The principles and practices of Feng Shui continue to play an increasingly important role in our design work and, while we’re no experts in the philosophy, we are enthusiastic students of its value. Even a basic review of Feng Shui reveals an intricate and sometimes contradictory language of design. In fact, for this post, we had a difficult time even finding a common definition of Feng Shui. In the spirit of forward progress, we borrowed from a variety of sources and produced our own definition – one that relates to our use of Feng Shui and (with any luck) keeps relatively true to its fundamental ideals. Here goes:

Feng Shui literally translates as “wind-water” in English and is the Chinese art or practice of positioning objects or structures so as to harmonize with spiritual forces. It is based on a belief in patterns of Yin and Yang and the flow of energies (Chi) that have positive and negative effects. The practice commonly influences orientation, placement, or arrangement.

While we greet some principles of Feng Shui with skepticism, (the placement of a three-legged toad statue in the entry vestibule, for instance,) we admire others for their direct and understandable value to physical design. These beliefs typically relate to what seems healthy and sensible to us as architects. Orienting the bed to face south-east is a good example, as it has a clear relationship with a natural way to awake in harmony with nature.

Academics may take issue with our rudimentary understanding of Feng Shui, our selective use of its principles, or our tailored definition. This post is not intended to cover the philosophy of Feng Shui or address the complexity of the complete Feng Shui design process. For that, there are entire academic programs which deal with Feng Shui’s cryptic language. We don’t intend to find anyone’s Bagua (energy map of a house), determine anyone’s Feng Shui Birth Element or clarify your Kua Number (lucky direction). Today’s post is, rather, 10 simple principles of Feng Shui that we continue to encounter on our projects. These items are usually requested by savvy clients who are versed in the guidelines of Feng Shui. More often than not, we find that these 10 principles of Feng Shui dovetail nicely with Pacific Northwest modernism and the philosophy of Scandinavian design that have so heavily influenced our own thinking.

1. The ideal house proportion is square, followed by rectangular. These geometries make for highly functional relationships between interior spaces, energy efficient plans, and the application of practical building materials.

2. The front entry should be clean, unencumbered and well maintained. The entry area should be free of trash bins, yard tools and other distractions. House numbers should be clearly visible and preferably in a font like Century Gothic, Helvetica or Neutra (okay, we might have made up that last part). The entry area is the face of the house, you pass it several times each day and it is the first thing that greets visitors: it should be an area that evokes positive energy.

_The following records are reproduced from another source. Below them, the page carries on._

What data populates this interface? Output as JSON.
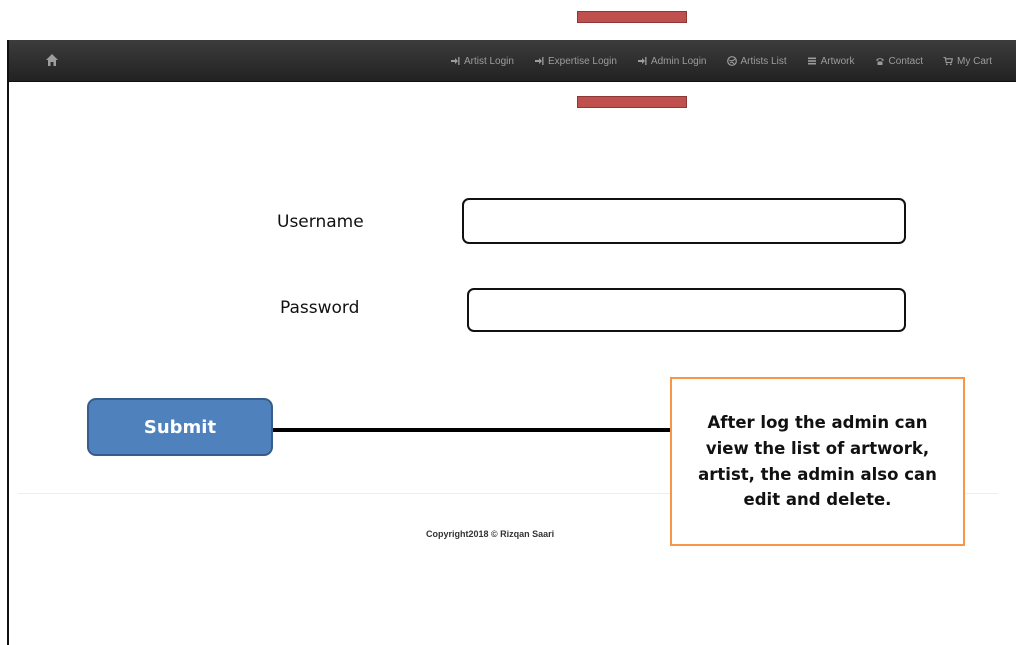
{
  "navbar": {
    "home_icon": "home-icon",
    "links": [
      {
        "label": "Artist Login",
        "icon": "login-icon"
      },
      {
        "label": "Expertise Login",
        "icon": "login-icon"
      },
      {
        "label": "Admin Login",
        "icon": "login-icon"
      },
      {
        "label": "Artists List",
        "icon": "globe-icon"
      },
      {
        "label": "Artwork",
        "icon": "list-icon"
      },
      {
        "label": "Contact",
        "icon": "phone-icon"
      },
      {
        "label": "My Cart",
        "icon": "cart-icon"
      }
    ],
    "background_color": "#222222",
    "text_color": "#9d9d9d"
  },
  "form": {
    "username_label": "Username",
    "username_value": "",
    "password_label": "Password",
    "password_value": "",
    "submit_label": "Submit"
  },
  "callout": {
    "text": "After log the admin can view the list of artwork, artist, the admin also can edit and delete.",
    "border_color": "#f79646"
  },
  "footer": {
    "copyright": "Copyright2018 © Rizqan Saari"
  },
  "colors": {
    "submit_fill": "#4f81bd",
    "marker_red": "#c0504d"
  }
}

3. The quality of the entry door determines the quality of the energy entering the home. Ideally, doors should be solid and should open in.  The front door can become a feature of the home with the use of a bright color (red seems to be preferable).

4. Areas of rest should be kept separate from areas of work. A home office should be distinct from living or sleeping areas. Physical and/or psychological design elements should be strategically located to separate places of rest from places of work.


5. There should be a place for everything to be stored and rooms should be clutter free. Clutter in the home restricts the flow of positive energy and results in cluttered thinking. A tidy, well organized home fosters a calm and relaxed environment.

6. Get rid of unused items. As a simple matter of home maintenance, items that are unused evoke bad energy and should be removed. That old [fill in the blank item in your garage] that you keep thinking that you’re going to fix up (but never do) is messing up your Chi.


7. Promote natural ventilation and an abundance of daylight inside the house. Large floor to ceiling windows maintain a maximum amount of natural daylight while operable windows in the right locations allow for excellent natural ventilation.

8. Beds should face south-east so that the process of sleeping and waking are in harmony with nature. While the fundamentals of Feng Shui link the direction of the bed with your Kua number and what you are trying to achieve in life (wealth, love, happiness,) we find that most people simply enjoy waking up with the sun.


9. Avoid sharp corners or protruding objects pointing toward areas of rest. This includes beds, the dining room table, the sofa, etc. Designing with simple squares and rectangles typically compliments this principle (see #1).

10. The center of a house should be empty to let the energy circulate properly. This works well with the circulation of a house and it allows common areas to share common square footage.

Feel free to add your own thoughts or modifications. And, as always, we’re open to criticism (although we may point a three-legged toad statue in your general direction for doing so).

Cheers from team BUILD